Socially conscious activities with Jewish friends include: Kids’ Mitzvah Club’s December 7th Chanukah Gift event, JVC (Grades 6-8) baking for Out of the Cold (Nov. 3, 5:00 p.m.),
Step four: Celebrate the achievements, individually and with the community.
Having small rewards along the way helps encourage us along our goals. These can be small, personal rewards, but public recognition doesn’t hurt. A community should thank often those that make it part of their lives. We thank you for entrusting your children’s education and peer experiences to us, through aliyot and hakafot. We try to make sure that every child stays on through Grade 10, when we give then the biggest honour we offer our youth – the honour of Confirmation and having their picture on the wall and their signature in Jacob’s Tower for perpetuity.
At the end of family service every Shabbat, our children are given a piece of chocolate as they make that day extra sweet. We hope you’ll join us for a Family Learning Shabbat on November 1st at 9:00 a.m., and will make it through to the end so your children get to experience the joy of that reward.
Step five: Realize that there is no one ‘right’ journey and that on a values centred journey, there is no end.
All families live a Jewish life differently. Some families teach more about social justice while others emphasize the environment. Some parents think it is important that their children learn about a t’fillin. Others would be most happy if their children never wore a kippah. Some families make Friday night their time they come to Holy Blossom, and some come on Saturdays. Some only come once a month, and others come every week.
Judaism is our inheritance, and we all find elements in it that are more important at different stages in our lives. As we transmit it to our children, we teach them that Judaism is social responsibility. Judaism is environmentalism. Judaism is music. Judaism is friendship. Judaism is so much more. As we age, we find new nuances as to how others have struggled with ageless questions. Judaism is our inheritance, it is up to us to pass it down to our children.

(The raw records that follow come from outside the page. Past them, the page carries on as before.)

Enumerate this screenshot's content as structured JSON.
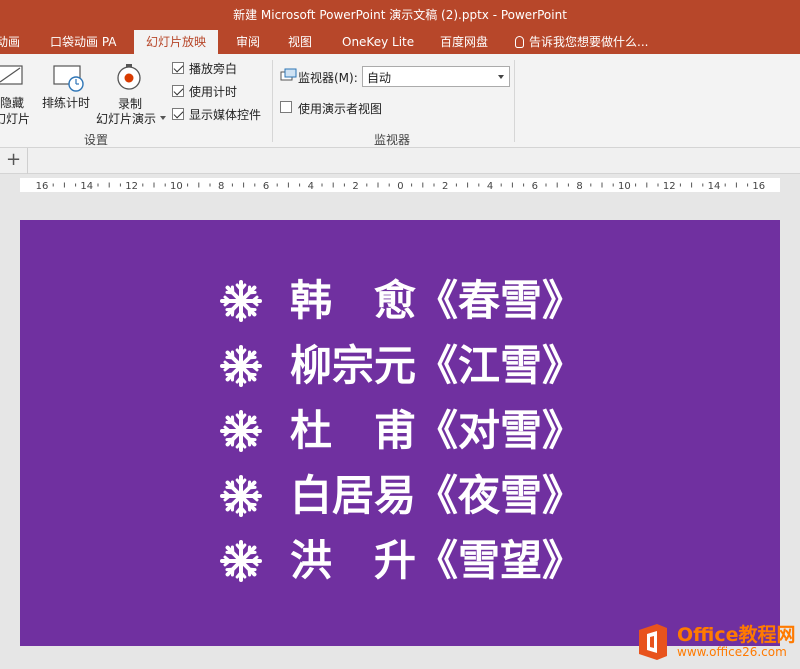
{
  "window": {
    "title": "新建 Microsoft PowerPoint 演示文稿 (2).pptx - PowerPoint"
  },
  "tabs": [
    {
      "label": "动画",
      "active": false
    },
    {
      "label": "口袋动画 PA",
      "active": false
    },
    {
      "label": "幻灯片放映",
      "active": true
    },
    {
      "label": "审阅",
      "active": false
    },
    {
      "label": "视图",
      "active": false
    },
    {
      "label": "OneKey Lite",
      "active": false
    },
    {
      "label": "百度网盘",
      "active": false
    }
  ],
  "tell_me": "告诉我您想要做什么...",
  "ribbon": {
    "setup": {
      "hide_slide_label_1": "隐藏",
      "hide_slide_label_2": "幻灯片",
      "rehearse_label": "排练计时",
      "record_label_1": "录制",
      "record_label_2": "幻灯片演示",
      "play_narrations": "播放旁白",
      "use_timings": "使用计时",
      "show_media_controls": "显示媒体控件",
      "group_label": "设置"
    },
    "monitors": {
      "monitor_label": "监视器(M):",
      "monitor_value": "自动",
      "presenter_view": "使用演示者视图",
      "group_label": "监视器"
    }
  },
  "add_slide_symbol": "+",
  "ruler_labels": [
    "16",
    "14",
    "12",
    "10",
    "8",
    "6",
    "4",
    "2",
    "0",
    "2",
    "4",
    "6",
    "8",
    "10",
    "12",
    "14",
    "16"
  ],
  "slide": {
    "background": "#7030a0",
    "lines": [
      {
        "text": "韩　愈《春雪》"
      },
      {
        "text": "柳宗元《江雪》"
      },
      {
        "text": "杜　甫《对雪》"
      },
      {
        "text": "白居易《夜雪》"
      },
      {
        "text": "洪　升《雪望》"
      }
    ]
  },
  "watermark": {
    "name": "Office教程网",
    "url": "www.office26.com"
  },
  "colors": {
    "accent": "#b7472a",
    "ribbon_bg": "#f3f3f3",
    "watermark": "#ff7a00"
  }
}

The life-cycle of HBT Youth Programs: Family Programming (+ Kef) -> YEAH -> JVC ->HABSTY+SHAMMAI -> HBT on Campus -> Young Professionals at HBT -> Family Programming.